The apologists may have been better advised to leave well alone as they look increasingly foolish in trying to be clever about things which are already complete nonsense and they just make matters worse. Why would a God dictate the most ‘correct’ book into Smith’s hat and at the same time leave such ambiguity about what has become; due to meddling apologists who want to look the part and appear clever enough to explain the inexplicable; yet another monumental problem for the Church? I can’t help but wonder how such delusion still prevails in people who can see the truth and yet instead of facing it, spend their lives searching for and publishing supposed plausible but unfounded alternative postulations in response to evidence against, not just this, but all the claims made by the Church.
Facts do not cease to exist because they are ignored. (Aldous Huxley).
Jim Whitefield. Copyright © March 2010. All rights reserved.
Suppose the First Presidency are still quite happy that Nephites did develop a currency system of coins, just as explained in the BOM; and suppose they always were and still are comfortable with the header; and suppose they still agree with B. H. Roberts that it was indeed used by the Nephites? Does it matter that coins as such had not been invented prior to Lehi leaving Jerusalem? Why could they not have developed the coinage simultaneously to other cultures, just as all Mormons previously assumed and accepted? After all, the Book of Mormon also claims the Jaredites developed submersible vessels and were told they could not use glass windows, many centuries before either concept ever existed. The question is, has the First Presidency ever questioned coins?

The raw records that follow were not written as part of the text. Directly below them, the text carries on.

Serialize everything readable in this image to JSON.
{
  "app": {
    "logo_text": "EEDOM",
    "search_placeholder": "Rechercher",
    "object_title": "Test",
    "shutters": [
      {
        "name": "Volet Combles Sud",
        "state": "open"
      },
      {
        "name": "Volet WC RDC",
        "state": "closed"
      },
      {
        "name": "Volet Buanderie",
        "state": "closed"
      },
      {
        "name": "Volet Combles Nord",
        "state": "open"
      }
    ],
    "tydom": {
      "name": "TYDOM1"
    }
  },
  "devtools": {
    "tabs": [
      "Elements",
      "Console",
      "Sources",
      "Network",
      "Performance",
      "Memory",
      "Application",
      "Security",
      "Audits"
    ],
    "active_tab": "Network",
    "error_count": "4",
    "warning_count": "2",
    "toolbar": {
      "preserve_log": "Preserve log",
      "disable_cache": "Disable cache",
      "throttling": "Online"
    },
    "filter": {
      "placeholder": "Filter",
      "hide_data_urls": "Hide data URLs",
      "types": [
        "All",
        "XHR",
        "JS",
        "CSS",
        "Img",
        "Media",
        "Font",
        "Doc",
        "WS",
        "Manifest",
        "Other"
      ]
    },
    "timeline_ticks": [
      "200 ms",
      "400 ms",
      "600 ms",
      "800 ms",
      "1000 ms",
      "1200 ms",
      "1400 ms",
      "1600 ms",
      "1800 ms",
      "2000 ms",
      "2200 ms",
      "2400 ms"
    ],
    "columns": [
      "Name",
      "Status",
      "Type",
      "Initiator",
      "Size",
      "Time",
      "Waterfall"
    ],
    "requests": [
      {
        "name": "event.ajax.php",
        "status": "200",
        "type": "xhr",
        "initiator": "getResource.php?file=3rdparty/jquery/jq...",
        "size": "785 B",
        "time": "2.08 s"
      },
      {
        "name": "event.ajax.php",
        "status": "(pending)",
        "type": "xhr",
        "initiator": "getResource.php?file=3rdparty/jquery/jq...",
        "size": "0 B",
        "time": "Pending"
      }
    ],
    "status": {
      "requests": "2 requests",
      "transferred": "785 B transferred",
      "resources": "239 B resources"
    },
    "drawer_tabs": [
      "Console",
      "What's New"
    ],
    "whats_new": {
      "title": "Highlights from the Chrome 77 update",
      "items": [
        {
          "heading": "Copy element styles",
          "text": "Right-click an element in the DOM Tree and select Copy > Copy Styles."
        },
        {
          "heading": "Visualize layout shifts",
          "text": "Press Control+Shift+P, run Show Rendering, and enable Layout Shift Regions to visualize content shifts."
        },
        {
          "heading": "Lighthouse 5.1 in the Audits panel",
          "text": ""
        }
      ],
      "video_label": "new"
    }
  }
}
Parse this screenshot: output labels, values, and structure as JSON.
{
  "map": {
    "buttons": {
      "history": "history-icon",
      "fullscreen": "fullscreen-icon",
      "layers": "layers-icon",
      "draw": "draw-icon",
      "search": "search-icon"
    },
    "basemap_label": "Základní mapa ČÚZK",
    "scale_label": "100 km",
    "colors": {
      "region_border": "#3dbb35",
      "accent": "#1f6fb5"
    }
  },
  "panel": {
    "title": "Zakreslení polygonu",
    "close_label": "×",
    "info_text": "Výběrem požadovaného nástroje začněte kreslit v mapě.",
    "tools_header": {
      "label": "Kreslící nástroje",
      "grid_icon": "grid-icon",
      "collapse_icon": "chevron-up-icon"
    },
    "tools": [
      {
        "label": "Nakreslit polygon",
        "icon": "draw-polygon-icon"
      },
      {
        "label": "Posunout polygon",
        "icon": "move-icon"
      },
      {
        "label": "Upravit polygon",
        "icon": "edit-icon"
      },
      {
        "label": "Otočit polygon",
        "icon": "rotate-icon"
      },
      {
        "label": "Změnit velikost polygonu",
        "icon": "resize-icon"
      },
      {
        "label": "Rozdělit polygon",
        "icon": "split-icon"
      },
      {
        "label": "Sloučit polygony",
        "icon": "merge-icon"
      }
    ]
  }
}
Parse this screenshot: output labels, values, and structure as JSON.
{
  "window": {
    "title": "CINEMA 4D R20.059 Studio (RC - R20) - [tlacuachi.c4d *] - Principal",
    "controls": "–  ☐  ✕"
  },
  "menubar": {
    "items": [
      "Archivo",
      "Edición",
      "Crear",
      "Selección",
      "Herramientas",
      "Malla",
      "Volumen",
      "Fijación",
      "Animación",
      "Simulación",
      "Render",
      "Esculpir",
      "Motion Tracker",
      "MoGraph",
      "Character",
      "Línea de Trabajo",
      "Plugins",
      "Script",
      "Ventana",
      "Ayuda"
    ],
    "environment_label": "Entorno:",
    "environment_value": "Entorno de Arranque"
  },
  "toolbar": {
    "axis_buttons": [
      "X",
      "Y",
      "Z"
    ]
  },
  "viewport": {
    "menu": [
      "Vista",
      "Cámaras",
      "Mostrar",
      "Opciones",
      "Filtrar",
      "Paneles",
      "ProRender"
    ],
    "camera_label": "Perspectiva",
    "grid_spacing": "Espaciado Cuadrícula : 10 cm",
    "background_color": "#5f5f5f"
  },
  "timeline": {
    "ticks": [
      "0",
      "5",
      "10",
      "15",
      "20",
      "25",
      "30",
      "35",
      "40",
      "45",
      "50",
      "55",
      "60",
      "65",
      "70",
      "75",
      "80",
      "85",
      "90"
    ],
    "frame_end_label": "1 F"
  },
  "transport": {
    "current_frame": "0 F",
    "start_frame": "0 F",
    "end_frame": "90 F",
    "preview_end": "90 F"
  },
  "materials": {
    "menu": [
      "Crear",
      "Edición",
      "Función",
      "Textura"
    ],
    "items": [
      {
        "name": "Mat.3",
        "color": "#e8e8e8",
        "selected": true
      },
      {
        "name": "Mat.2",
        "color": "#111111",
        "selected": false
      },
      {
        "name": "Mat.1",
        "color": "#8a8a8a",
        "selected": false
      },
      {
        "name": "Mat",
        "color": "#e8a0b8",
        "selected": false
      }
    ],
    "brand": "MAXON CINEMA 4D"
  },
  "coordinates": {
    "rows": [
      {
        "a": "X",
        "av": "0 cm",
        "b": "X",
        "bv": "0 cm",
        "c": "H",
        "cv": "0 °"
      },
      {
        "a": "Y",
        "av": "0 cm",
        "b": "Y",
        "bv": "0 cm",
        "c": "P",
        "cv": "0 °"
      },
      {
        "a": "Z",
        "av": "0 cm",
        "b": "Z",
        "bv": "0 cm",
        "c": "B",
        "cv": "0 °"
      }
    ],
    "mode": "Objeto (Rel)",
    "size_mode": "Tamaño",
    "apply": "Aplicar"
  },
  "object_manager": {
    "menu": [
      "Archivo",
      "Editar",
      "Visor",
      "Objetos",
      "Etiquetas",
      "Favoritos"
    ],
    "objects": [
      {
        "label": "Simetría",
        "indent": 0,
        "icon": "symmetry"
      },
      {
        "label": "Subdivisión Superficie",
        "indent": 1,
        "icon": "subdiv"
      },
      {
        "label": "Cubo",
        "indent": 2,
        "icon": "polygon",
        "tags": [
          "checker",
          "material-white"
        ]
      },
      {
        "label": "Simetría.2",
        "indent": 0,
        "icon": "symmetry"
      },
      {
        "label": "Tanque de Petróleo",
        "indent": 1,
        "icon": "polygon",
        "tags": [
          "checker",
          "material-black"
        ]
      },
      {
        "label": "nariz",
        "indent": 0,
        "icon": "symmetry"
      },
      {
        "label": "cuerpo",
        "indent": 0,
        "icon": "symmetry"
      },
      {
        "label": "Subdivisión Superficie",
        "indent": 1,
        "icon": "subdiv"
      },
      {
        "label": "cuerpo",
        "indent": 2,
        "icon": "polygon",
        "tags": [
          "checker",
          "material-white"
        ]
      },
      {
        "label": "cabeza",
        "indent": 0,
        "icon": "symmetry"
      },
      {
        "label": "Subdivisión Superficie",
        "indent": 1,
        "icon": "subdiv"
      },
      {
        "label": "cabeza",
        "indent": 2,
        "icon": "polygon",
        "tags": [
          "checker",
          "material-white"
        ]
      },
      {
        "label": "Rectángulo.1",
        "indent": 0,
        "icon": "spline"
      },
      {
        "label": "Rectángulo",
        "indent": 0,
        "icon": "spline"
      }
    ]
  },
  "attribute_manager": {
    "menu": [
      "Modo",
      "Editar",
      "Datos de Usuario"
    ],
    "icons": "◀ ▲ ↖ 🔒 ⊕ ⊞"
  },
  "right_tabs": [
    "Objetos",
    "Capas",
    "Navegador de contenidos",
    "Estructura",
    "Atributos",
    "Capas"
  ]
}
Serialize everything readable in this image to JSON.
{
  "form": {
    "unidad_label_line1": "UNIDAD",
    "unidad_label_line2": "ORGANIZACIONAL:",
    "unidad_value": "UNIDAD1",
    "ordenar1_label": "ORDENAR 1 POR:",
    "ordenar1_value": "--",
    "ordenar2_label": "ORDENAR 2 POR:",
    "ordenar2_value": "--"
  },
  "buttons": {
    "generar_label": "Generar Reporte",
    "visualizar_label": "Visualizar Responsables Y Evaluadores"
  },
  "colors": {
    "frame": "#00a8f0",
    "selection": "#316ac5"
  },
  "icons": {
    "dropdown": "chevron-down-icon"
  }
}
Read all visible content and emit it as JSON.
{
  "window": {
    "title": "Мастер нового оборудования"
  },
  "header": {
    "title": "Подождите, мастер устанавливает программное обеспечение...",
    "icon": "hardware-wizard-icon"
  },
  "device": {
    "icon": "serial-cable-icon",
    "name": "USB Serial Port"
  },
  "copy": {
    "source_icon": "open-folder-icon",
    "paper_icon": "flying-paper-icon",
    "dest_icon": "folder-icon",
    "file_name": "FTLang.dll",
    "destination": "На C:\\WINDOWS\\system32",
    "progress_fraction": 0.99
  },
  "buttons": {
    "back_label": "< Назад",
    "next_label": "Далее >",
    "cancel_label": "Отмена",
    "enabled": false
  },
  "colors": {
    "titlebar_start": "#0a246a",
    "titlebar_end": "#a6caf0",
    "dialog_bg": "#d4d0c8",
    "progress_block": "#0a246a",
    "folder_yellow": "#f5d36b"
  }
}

What gives mere apologists the right to question what everyone else, including their leaders, accepts as factual? Surely this represents; not a required explanation; for it is already clearly explained and accepted – no; surely this represents a lack of faith to believe what has been published for years by those in authority who should know far better than apologists who are just academics and not prophets or seers (let alone revelators), with no 'God given' authority whatsoever. Surely; unless they can confirm the First Presidency have their own doubts and have asked them to make up an alternative theory - and they also now change the header to read 'weights' system; this claim is actually the equivalent of the ‘philosophies of men, mingled with scripture’ as Satan would say during the Temple endowment; and they are on the road to apostasy. If they have been given no such mandate, then shame on them for their lack of faith and such an egotistical attitude as to decry the work and view of their God given leaders as incorrect. They have no right and they have no case.
Apologists have three choices.
1. Produce a mandate from the First Presidency authorising their work.
2. Renounce it and retract it, as, if they have no mandate, then it is a heresy.
3. Go one step further and apply the same logic, common sense and reason to the hundreds of other BOM problems and come to the only possible conclusion. Not only did coins not exist, neither did the Nephites. The book is demonstrably no more than fiction in every way.
The following is an interesting note, posted to my thread on RfM by my friend ‘Cricket’ from the Salamander Society. If there is any truth to such a claim, perhaps the First Presidency would care to enlighten the world by producing said coins and submitting them for independent analysis and dating – oh, and at the same time, perhaps slap the wrists of the apologists who have disrespected the Church's clear position as stated in the BOM header.